With the inexorable decline of religious authority, and in the absence of an ethical rationality, one inevitable result must be a growing profusion of novel ethical beliefs. If our time is one in which strange cults and sects arise, it is because in a deepening ethical vacuum, ethical codes are torn apart, recombining and mutating in strange and unpredictable ways. In the absence of both constraining authority and restraining rationality, it becomes possible for people to come to believe almost anything. And this is a dangerous circumstance, because human society depends upon ethical conduct in almost all its activities, and would disintegrate without such conduct, bringing not merely chaos but toil and suffering and death.

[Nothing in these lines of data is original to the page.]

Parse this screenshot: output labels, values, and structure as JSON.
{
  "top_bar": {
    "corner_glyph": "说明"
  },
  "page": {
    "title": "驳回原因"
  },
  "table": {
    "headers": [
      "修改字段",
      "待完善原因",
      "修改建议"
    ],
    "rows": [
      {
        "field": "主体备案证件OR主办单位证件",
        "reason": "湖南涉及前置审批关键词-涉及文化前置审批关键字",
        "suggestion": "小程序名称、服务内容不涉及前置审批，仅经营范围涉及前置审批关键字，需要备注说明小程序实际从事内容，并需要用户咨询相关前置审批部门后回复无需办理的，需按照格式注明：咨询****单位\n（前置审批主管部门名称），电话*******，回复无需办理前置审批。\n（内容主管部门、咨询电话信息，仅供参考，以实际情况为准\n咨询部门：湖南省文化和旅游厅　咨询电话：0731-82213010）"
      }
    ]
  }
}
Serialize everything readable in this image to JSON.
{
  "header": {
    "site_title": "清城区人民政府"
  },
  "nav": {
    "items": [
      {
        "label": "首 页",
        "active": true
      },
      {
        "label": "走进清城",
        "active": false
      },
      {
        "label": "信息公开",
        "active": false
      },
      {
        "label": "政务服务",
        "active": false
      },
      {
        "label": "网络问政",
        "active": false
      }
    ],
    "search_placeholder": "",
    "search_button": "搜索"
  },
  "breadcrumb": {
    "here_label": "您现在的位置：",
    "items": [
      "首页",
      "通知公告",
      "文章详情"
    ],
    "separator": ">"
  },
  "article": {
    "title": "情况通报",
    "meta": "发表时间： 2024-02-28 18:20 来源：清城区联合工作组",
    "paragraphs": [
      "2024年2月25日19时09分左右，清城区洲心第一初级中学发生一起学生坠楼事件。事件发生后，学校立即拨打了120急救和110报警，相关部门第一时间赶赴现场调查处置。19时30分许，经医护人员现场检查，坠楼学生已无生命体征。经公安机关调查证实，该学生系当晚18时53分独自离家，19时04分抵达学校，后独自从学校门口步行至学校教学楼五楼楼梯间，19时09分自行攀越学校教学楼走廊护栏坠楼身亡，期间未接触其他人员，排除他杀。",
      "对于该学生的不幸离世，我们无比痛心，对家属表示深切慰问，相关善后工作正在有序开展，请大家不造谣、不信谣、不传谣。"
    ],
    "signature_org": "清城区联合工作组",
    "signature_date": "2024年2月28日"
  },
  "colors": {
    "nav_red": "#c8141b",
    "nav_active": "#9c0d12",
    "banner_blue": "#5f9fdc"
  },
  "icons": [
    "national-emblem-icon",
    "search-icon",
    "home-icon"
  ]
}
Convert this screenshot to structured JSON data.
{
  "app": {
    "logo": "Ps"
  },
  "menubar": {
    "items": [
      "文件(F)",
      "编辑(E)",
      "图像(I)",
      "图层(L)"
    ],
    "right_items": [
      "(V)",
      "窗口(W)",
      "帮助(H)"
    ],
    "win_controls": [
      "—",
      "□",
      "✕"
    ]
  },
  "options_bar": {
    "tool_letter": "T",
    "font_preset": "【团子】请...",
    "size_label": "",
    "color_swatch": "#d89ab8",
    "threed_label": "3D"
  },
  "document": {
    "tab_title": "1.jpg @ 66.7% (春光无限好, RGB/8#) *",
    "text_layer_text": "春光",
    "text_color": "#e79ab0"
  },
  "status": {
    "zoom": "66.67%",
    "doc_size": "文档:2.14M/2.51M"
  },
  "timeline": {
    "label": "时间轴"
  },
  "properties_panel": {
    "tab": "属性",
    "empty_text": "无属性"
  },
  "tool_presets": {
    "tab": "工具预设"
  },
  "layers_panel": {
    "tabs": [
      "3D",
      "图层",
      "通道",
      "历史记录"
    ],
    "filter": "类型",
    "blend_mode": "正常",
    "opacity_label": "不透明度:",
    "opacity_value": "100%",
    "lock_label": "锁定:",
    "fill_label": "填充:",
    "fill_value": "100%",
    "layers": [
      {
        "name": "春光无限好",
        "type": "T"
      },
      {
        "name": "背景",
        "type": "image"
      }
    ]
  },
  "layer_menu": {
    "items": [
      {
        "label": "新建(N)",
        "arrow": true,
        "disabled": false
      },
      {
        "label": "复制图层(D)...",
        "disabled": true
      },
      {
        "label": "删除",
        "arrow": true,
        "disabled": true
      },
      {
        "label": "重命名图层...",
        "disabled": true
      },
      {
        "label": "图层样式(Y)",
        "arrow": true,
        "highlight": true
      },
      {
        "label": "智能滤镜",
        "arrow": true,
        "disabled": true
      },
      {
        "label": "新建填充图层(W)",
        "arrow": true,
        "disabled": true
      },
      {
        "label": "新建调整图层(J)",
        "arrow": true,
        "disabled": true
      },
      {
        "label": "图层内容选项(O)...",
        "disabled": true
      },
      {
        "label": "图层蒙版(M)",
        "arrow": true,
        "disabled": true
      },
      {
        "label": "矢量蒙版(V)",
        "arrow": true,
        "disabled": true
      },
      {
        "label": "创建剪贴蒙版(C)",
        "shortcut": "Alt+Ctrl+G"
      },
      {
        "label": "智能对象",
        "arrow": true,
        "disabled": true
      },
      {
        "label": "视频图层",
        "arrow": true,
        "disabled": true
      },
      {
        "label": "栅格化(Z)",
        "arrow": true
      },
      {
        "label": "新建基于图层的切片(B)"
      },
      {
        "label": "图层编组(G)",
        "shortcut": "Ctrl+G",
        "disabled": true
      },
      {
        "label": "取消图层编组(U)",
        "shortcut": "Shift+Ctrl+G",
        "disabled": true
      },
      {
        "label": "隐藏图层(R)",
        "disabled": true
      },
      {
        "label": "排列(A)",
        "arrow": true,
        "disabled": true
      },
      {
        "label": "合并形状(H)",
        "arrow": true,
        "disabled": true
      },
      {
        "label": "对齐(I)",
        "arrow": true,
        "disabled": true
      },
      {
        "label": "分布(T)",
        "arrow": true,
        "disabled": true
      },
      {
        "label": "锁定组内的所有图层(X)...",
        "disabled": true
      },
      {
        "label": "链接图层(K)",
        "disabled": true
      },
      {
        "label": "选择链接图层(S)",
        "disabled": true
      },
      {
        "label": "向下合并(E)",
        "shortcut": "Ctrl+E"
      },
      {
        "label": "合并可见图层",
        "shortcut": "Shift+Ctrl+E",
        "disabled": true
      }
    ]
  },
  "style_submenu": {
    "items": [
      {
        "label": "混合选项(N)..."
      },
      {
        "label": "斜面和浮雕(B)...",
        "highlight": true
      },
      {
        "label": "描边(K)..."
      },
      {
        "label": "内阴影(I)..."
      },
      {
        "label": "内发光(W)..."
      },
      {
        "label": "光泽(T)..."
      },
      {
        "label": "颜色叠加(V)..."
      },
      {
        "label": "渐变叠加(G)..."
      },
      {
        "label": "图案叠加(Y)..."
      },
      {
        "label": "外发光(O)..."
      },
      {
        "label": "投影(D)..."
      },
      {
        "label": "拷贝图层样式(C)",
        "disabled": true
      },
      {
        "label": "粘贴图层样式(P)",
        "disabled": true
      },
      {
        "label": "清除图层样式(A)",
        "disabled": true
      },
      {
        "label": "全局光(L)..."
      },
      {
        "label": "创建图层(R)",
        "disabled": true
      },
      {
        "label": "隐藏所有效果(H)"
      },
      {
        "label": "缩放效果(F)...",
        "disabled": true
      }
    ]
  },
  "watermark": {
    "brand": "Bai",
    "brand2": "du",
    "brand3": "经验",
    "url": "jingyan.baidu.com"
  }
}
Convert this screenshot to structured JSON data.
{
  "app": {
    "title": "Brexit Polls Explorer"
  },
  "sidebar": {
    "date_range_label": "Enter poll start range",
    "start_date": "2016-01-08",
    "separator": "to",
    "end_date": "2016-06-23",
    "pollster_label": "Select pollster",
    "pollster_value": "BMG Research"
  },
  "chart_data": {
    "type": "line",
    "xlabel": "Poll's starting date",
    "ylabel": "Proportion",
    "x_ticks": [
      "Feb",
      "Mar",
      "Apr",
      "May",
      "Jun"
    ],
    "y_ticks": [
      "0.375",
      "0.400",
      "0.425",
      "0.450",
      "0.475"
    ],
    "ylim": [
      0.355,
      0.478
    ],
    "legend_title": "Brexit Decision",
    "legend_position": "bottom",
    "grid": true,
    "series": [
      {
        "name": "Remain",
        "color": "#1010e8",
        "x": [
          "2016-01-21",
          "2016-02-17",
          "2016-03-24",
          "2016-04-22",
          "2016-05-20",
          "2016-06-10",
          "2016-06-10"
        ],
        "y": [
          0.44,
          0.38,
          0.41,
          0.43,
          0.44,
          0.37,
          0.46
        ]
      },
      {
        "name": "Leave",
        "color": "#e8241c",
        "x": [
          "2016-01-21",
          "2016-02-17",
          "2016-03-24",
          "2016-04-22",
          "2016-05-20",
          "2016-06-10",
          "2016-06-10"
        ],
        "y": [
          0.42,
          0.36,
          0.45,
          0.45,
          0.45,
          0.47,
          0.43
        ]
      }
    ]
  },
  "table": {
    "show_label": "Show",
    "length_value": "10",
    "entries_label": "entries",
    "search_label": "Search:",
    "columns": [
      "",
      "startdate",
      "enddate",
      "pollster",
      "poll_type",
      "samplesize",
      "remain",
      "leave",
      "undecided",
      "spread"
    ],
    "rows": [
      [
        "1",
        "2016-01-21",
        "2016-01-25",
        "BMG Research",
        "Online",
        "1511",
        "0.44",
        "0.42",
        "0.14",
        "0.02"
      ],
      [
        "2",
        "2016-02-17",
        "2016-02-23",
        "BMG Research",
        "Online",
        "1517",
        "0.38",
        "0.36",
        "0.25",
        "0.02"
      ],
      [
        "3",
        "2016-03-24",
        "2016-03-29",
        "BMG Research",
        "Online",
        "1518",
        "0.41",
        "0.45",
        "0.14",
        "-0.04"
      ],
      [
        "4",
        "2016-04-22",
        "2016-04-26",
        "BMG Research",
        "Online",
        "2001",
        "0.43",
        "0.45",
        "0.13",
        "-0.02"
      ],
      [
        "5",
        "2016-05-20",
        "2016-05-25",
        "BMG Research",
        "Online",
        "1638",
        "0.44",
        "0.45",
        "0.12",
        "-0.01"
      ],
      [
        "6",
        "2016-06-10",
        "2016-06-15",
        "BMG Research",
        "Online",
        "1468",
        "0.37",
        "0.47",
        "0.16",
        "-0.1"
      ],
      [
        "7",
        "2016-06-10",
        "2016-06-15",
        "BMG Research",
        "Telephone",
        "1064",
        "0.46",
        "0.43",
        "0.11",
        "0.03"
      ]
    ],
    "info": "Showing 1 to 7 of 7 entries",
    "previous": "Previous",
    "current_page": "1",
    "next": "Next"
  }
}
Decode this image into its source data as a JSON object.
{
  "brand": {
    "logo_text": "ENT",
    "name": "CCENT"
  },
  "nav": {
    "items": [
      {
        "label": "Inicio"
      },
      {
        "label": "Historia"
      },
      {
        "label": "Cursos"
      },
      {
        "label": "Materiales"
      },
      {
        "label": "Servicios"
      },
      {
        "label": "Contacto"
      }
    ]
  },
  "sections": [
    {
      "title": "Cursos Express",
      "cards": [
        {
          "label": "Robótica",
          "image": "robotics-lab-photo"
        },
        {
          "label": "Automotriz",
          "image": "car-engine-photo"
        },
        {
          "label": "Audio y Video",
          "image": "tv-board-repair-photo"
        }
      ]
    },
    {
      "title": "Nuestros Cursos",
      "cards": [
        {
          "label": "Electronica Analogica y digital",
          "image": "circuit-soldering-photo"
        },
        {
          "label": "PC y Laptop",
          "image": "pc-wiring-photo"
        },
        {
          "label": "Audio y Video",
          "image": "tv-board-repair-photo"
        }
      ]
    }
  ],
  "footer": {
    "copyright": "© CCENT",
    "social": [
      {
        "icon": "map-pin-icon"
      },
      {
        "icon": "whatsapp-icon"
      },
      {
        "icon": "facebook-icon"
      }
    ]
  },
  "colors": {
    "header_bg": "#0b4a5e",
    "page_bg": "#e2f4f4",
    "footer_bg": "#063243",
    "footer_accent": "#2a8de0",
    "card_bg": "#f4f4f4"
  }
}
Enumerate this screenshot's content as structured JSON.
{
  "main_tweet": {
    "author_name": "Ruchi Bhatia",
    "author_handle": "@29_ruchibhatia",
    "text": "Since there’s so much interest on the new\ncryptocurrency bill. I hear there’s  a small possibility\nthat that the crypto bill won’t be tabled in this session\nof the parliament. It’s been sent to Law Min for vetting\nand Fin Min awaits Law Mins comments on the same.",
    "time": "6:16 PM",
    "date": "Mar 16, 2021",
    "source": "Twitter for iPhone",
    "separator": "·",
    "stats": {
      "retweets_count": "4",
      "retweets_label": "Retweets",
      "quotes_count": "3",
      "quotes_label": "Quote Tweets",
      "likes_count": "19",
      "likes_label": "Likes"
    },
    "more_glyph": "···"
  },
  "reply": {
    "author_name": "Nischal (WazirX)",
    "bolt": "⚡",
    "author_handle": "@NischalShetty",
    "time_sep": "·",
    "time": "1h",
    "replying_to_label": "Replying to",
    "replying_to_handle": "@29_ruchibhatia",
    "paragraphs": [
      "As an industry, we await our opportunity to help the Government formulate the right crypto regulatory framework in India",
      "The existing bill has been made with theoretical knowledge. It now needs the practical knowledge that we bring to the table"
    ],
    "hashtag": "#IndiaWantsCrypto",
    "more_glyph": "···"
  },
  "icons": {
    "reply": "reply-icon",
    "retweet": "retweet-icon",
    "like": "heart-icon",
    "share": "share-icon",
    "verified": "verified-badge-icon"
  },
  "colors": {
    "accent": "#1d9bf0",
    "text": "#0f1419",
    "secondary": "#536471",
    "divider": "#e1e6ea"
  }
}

At the moment, the only people who can see the danger are the religious custodians of ethics. And their response is to try to go back to Mohammed, back to Jesus, back to Moses. But there is no way back.
One day the liberals who have been cheerfully tossing moral codes out of the window for years, like so many old books, so as to free humanity of their onerous demands, will suddenly realize that we actually do need moral codes, and do need laws. Maybe not all the trivial ordinances we presently endure, but some that are in some sense fundamental to human existence. They will realize the need for it when people start doing the weirdest and most unexpected things, adopting the most bizarre and perverse opinions, and doing the most hideous things. Liberals who have been working for years to dispose of morality will suddenly find themselves pressingly concerned with its conservation. And knowing that there is no way back to Jesus, no way back to any such authority, they will begin to search furiously for an ethical rationality. And they will look not to the prophets, but to science and to reason.
In the impending era of ethical chaos, a presently lapsed ethical debate, largely continued by a few obscure academics and theologians, ethics - and perhaps theology - will spring to life, and reclaim its mantle and crown as the queen of the sciences. A debate that is now barely a whisper will become a loud babble. And the essence of that debate will be whether we should go back, or go forward. Whether we should seek authority, or reason.
Out on the high seas, an argument will break out among the crew of the lifeboat of humanity. Should we go back to that all-too-real shipwreck, or forward to a distant but perhaps imaginary land?
That which is immoral must also be irrational.
Author: Chris Davis
First created: July 2006